Developer vs. critic of eminent domain, cont’d

As readers will recall, Texas developer H. Walker Royall sued journalist Carla Main and her publisher, Encounter Books, over Bulldozed, a critique of eminent domain which includes commentary critical of Royall’s dealings. (Note: Encounter Books is also the publisher of my forthcoming book, Schools for Misrule.) The case is now before a Dallas judge, and getting more publicity. (Dallas Observer, including brief and response by the parties, and more; David Rittgers at Cato). The WSJ’s William McGurn interviewed Royall and quotes him as saying that he objects (inter alia) to being portrayed as someone who “wants to silence anyone who wants to talk about [the controversy].” Why might anyone have gotten that impression of him? Well, one reason might be that, in addition to filing a suit demanding that Carla Main’s book be pulled off the market, and another suit against a local paper and its book reviewer over a review of the book — that one was settled — Royall also sued famed law professor Richard Epstein, who’d given a blurb to the book. (A judge dismissed Epstein from the case.)

From the Dallas Observer’s reporting:

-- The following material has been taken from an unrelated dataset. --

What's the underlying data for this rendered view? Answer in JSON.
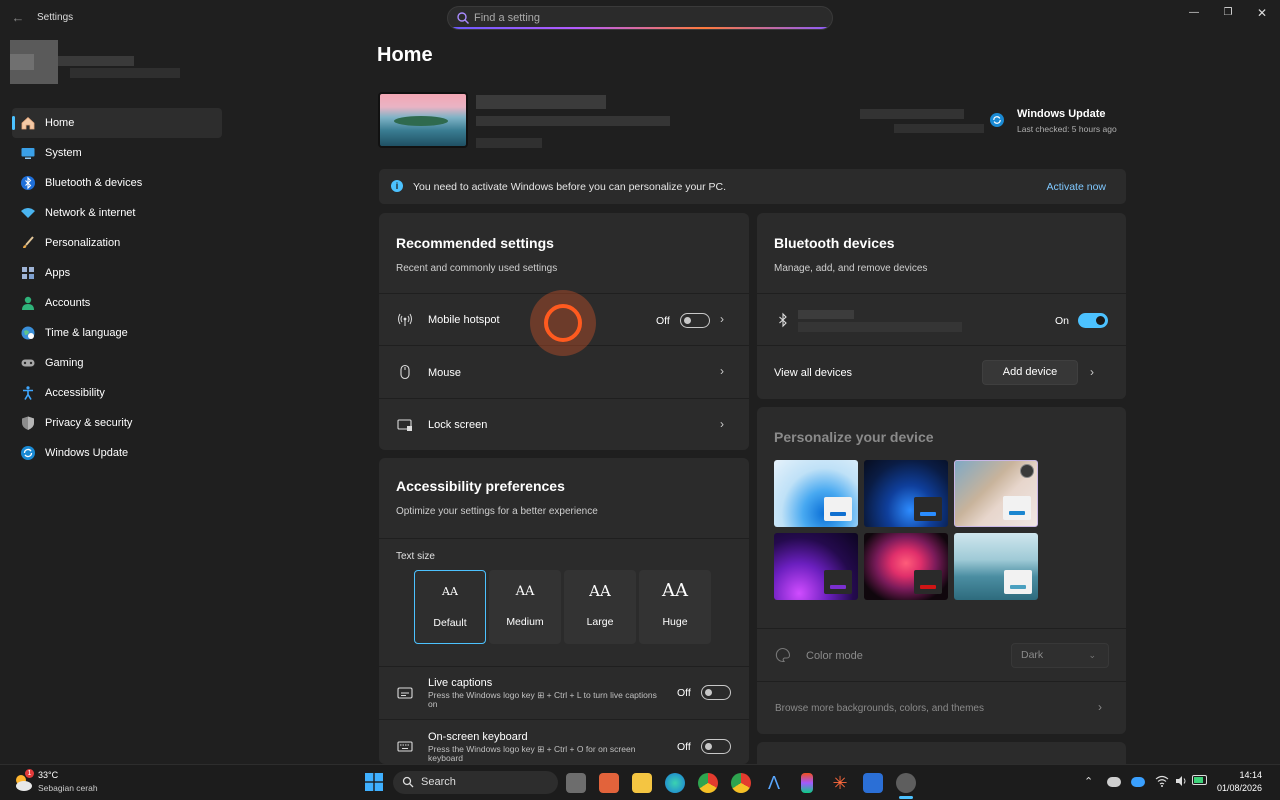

John Kramer, with the Institute for Justice, says defamation suits against people speaking out against eminent domain are increasingly common. “We’ve actually seen an unfortunate trend across the country, in Tennessee, Missouri, and Washington State,” he says, over speech, a newspaper ad and a “multi-story permanent sign that said, ‘End eminent domain abuse.'”

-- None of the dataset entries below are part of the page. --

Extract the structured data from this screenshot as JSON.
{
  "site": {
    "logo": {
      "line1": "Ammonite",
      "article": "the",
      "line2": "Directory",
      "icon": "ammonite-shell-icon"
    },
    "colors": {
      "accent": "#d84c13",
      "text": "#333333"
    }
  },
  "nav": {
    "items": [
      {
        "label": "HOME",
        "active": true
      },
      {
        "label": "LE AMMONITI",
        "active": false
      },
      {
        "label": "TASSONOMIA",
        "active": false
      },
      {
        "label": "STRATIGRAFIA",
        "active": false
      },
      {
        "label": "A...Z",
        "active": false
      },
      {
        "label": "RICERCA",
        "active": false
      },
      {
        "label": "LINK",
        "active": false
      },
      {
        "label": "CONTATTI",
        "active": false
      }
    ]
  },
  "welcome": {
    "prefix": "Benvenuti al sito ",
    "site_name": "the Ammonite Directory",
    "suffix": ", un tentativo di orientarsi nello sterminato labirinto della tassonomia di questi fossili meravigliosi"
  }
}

More from IJ here. And Morgan Smith at Texas Tribune discusses efforts in the Texas legislature to secure more protection for free speech against aggressive lawsuits.

One Comment

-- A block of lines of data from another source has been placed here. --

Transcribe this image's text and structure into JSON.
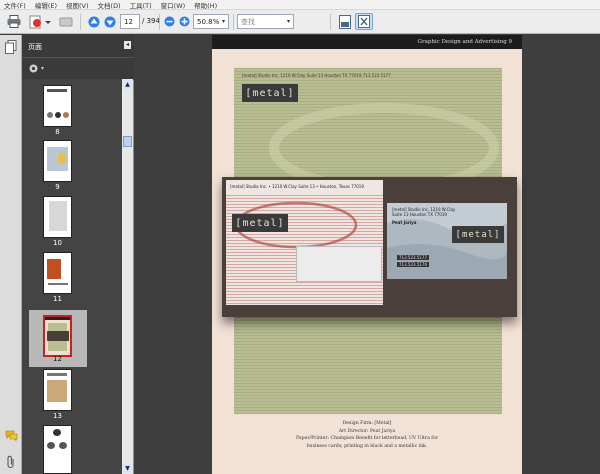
{
  "menu": [
    "文件(F)",
    "编辑(E)",
    "视图(V)",
    "文档(D)",
    "工具(T)",
    "窗口(W)",
    "帮助(H)"
  ],
  "toolbar": {
    "page_current": "12",
    "page_total": "/ 394",
    "zoom": "50.8%",
    "find_placeholder": "查找"
  },
  "nav_panel": {
    "title": "页面",
    "thumbnails": [
      {
        "label": "8"
      },
      {
        "label": "9"
      },
      {
        "label": "10"
      },
      {
        "label": "11"
      },
      {
        "label": "12",
        "selected": true
      },
      {
        "label": "13"
      }
    ]
  },
  "page": {
    "running_head": "Graphic Design and Advertising   9",
    "logo_text": "[metal]",
    "letterhead_line": "[metal] Studio Inc. 1210 W.Clay Suite 13 Houston TX 77019  713.523.5177",
    "envelope_return": "[metal] Studio Inc. • 1210 W.Clay Suite 13 • Houston, Texas 77019",
    "card_line1": "[metal] Studio Inc. 1210 W.Clay",
    "card_line2": "Suite 13 Houston TX 77019",
    "card_name": "Peat Jariya",
    "card_phone1": "713.523.5177",
    "card_phone2": "713.523.5176",
    "caption": {
      "l1": "Design Firm: [Metal]",
      "l2": "Art Director: Peat Jariya",
      "l3": "Paper/Printer: Champion Benefit for letterhead, UV Ultra for",
      "l4": "business cards; printing in black and a metallic ink."
    }
  },
  "colors": {
    "accent_blue": "#1f6fd1",
    "selected_thumb": "#cc1f1f",
    "panel_dark": "#3a3a3a"
  }
}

  • If one cannot criticize, in a reasonable and logical manner, a developer who tries to use eminent domain to advance his own financial interests at the expense of other property owners, then the First Amendment has been rendered a nullity. I pray that the use of lawsuits to stifle dissent, a big problem in the UK, does not become widespread in the US